Task instructions:
Scan the records for lines with the word "name", and copy every such line.

◇ ◇ ◇

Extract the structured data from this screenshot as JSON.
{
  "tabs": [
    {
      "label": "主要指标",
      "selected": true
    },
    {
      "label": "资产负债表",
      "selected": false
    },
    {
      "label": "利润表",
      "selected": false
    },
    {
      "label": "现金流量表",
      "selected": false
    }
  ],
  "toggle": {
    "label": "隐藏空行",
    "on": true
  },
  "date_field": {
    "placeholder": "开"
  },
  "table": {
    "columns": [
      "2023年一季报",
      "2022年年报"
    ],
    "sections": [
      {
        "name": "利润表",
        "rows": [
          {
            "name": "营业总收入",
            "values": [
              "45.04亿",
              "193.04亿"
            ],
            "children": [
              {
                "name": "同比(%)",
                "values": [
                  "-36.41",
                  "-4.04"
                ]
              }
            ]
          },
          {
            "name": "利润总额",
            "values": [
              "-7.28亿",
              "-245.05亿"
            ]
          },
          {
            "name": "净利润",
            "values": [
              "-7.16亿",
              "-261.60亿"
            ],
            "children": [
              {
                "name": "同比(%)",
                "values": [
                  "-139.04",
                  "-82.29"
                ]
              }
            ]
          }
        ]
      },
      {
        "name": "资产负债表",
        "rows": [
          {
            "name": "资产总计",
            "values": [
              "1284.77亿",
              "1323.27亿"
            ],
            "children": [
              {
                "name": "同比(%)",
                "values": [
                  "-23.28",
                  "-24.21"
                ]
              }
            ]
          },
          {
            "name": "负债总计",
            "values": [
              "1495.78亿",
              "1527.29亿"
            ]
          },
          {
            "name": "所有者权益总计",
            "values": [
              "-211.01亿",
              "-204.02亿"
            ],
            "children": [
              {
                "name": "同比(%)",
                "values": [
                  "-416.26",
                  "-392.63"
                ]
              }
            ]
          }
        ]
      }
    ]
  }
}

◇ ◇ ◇

Written response:
        "name": "利润表",
            "name": "营业总收入",
                "name": "同比(%)",
            "name": "利润总额",
            "name": "净利润",
                "name": "同比(%)",
        "name": "资产负债表",
            "name": "资产总计",
                "name": "同比(%)",
            "name": "负债总计",
            "name": "所有者权益总计",
                "name": "同比(%)",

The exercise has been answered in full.